Skip to comments.Surprise! Toyota Report Corroborates DoT Finding of Driver Error
Posted on 07/14/2010 7:01:05 PM PDT by La Enchiladita
Shares of Toyota Motor (TM) are up $1.10, or 1.5%, at $72.82 after the company this morning said it found no fault with the electronics in its autos that had been involved in sudden acceleration incidents and that some of those incidents were caused by driver error, according to the Financial Times.
Funny enough, Toyotas announcement follows the leak by The Wall Street Journal yesterday of U.S. Department of Transportation data that suggested some incidents of sudden acceleration may have resulted form driver error, rather than faulty design or assembly of the vehicles.
(Excerpt) Read more at blogs.barrons.com ...
I don’t hear any apologies from any Congress people for beating up Toyota over this.
or some freepers who called Toyota “Rice Burners”..
I knew it all along and I am not a Toyota fan. The treatment Toyo received is criminal.
You have to wonder about someone who would think that a Plastic Pig is the Great American Sports Car.
Another job-killing, corporation-hammering “Oopsie!” courtesy of the Marxist Media and our Dear Leader’s cabal.
I expect the next round of contribution reports to show $$$ sliding in their direction.
It figures, bad drivers drive Toyotas.
Were any of these drivers, SEIU members?
When will GM be forced to testify about their cars losing power steering?
I know someone with one of these cars and she can hardly turn the wheel when it stops working. Not fun when trying to get off the interstate.

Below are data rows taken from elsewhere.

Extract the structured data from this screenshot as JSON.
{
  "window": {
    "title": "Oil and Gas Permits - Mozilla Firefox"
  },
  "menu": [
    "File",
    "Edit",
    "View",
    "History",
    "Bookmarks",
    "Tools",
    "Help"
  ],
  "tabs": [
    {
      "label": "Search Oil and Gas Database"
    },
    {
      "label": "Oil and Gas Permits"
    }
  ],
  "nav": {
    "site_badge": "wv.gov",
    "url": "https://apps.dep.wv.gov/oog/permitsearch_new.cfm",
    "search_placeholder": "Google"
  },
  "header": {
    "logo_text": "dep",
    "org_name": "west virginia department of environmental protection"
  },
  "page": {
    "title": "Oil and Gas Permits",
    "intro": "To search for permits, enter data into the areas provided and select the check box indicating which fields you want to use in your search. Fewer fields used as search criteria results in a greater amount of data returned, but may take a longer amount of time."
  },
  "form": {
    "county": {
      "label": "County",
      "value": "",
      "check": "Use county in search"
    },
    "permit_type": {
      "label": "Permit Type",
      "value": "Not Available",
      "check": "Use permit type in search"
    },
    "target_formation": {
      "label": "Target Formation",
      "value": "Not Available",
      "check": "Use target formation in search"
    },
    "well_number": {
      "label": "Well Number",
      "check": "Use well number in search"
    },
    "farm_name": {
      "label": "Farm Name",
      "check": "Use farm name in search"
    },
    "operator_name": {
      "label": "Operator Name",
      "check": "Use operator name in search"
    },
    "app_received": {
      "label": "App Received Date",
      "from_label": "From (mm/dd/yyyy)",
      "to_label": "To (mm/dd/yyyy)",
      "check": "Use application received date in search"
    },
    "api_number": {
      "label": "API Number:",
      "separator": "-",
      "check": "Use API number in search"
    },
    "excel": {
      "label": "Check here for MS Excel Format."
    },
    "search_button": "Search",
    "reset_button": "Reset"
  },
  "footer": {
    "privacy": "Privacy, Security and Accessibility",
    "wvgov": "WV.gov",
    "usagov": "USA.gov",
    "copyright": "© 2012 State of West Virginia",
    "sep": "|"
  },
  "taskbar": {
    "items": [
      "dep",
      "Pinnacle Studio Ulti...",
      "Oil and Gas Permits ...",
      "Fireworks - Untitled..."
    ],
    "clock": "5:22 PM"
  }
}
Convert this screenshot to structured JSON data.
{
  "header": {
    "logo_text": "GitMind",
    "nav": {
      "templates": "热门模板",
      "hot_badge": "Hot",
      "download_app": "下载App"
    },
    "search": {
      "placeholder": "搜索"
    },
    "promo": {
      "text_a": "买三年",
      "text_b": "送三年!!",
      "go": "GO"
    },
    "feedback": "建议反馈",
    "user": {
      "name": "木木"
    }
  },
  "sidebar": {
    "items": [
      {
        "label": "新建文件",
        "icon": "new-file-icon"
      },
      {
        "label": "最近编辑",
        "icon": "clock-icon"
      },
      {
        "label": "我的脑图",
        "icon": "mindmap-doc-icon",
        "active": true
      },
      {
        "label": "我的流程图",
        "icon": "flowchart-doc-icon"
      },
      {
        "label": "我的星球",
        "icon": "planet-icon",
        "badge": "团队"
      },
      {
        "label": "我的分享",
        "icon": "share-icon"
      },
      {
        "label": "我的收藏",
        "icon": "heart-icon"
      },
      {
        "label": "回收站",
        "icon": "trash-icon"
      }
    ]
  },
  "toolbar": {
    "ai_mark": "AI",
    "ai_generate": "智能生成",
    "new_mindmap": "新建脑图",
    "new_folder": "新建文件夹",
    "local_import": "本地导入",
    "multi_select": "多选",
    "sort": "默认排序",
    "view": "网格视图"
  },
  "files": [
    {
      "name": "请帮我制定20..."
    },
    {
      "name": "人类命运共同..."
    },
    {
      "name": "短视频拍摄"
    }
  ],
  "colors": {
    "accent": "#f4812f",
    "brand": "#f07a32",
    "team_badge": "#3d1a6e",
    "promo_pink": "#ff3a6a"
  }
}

It looked a lot like a meme gone viral getting more attention than it deserved in the context of all known automobile problems. The big US automakers all cross-license their technologies by an ancient agreement, and by now all have drive-by-wire models. Why weren’t we seeing this plague happen in Fords or Chryslers... or even in the much-derided Scions?
Um, usually when power steering assist quits, the most difficult steering is when at a crawl or stopped, not while moving at highway speeds.
Um, just because slower speeds are more difficult; that doesn’t equate to it being easy at higher speeds. She said she was having problems changing lanes and getting on the ramps.
Petite woman, SS car - might not be easy for her. Over the weekend a bunch of us went to lunch, she was parked at the back of the parking lot. Too hard to turn out of parking spots when it shuts off. (that’s how I found out about the recall)
My first car didn’t have power steering but it did have what seemed like a three foot steering wheel. A little extra leverage helps. She doesn’t have that.
The leftist press loves the word "some," In this case it is 74 of 75. That's not what people usually think of as "some."
It’s too bad business doesn’t have a body or council that could call congresspeople onto the carpet for a grilling.
Was it really 74/75? If so, it doesn’t surprise me a bit.
Ask your self does this make any sense? Why were all the claims with one car maker, and hardly any with the others who used a better software design. And first hand testimony(Of the event and attempts to stop) does not support this. You would have to believe that all of these people made it all up. Could it be user error in some cases...Sure. But far from all of them. And keep in mind that this report does not claim that the sticking gas pedals were a non issue. The question is over the software(and computer hardware). Even if the software functioned as designed then that is no comfort. Because the software was suicidal as designed. No brake override. No instant kill of the ignition, and the ignition could only be killed in several seconds while holding down a button for 5 seconds. Most people had no ideal of that...And it is too long and difficult under stressful conditions anyways. And software that would ignore a command to shift to neutral under high torque or high RPM or whatever it is.
And don’t tell me about how the brakes could overcome the engine. That only works if you slam them on hard and hold them until you stop(and then hopefully). You have one shot at that. If you don’t do it exactly right then you get brake fade, and that is all she wrote. Brake pad surface area on modern cars are too small. Brake fade can be amazingly swift. Tell me why the surface area on set of Citation brake pads was larger than that of a modern full size Buick(a heavier car)? And where you could count on your brakes with the first then you had better not count on them in the second in a stressful situation like going down a steep hill full speed(with a stop sign at the bottom) and waiting to break till you get to the bottom. The old car would handle that. The new one won’t. I mean have you ever looked at how small brake pads are now? Cost cutting at its finest.
If I ever end up with any car that does not have key switch that mechanically disconnects the ignition from power then I intend to install one. Because that one device is the main one that you need. And anyone who cannot stop there car without power steering and brakes, but a dead engine...Does not belong behind the wheel. And they better not take away the mechanical ability of those systems to respond without power or we are all doomed. But watch them- They will.
It isn’t true that all the claims were with one manufacturer, and the Toyota claims spiked after all the media attention. Also, You;d expect Toyota to get the most claims, because they sell the most cars.
See Audi 5000...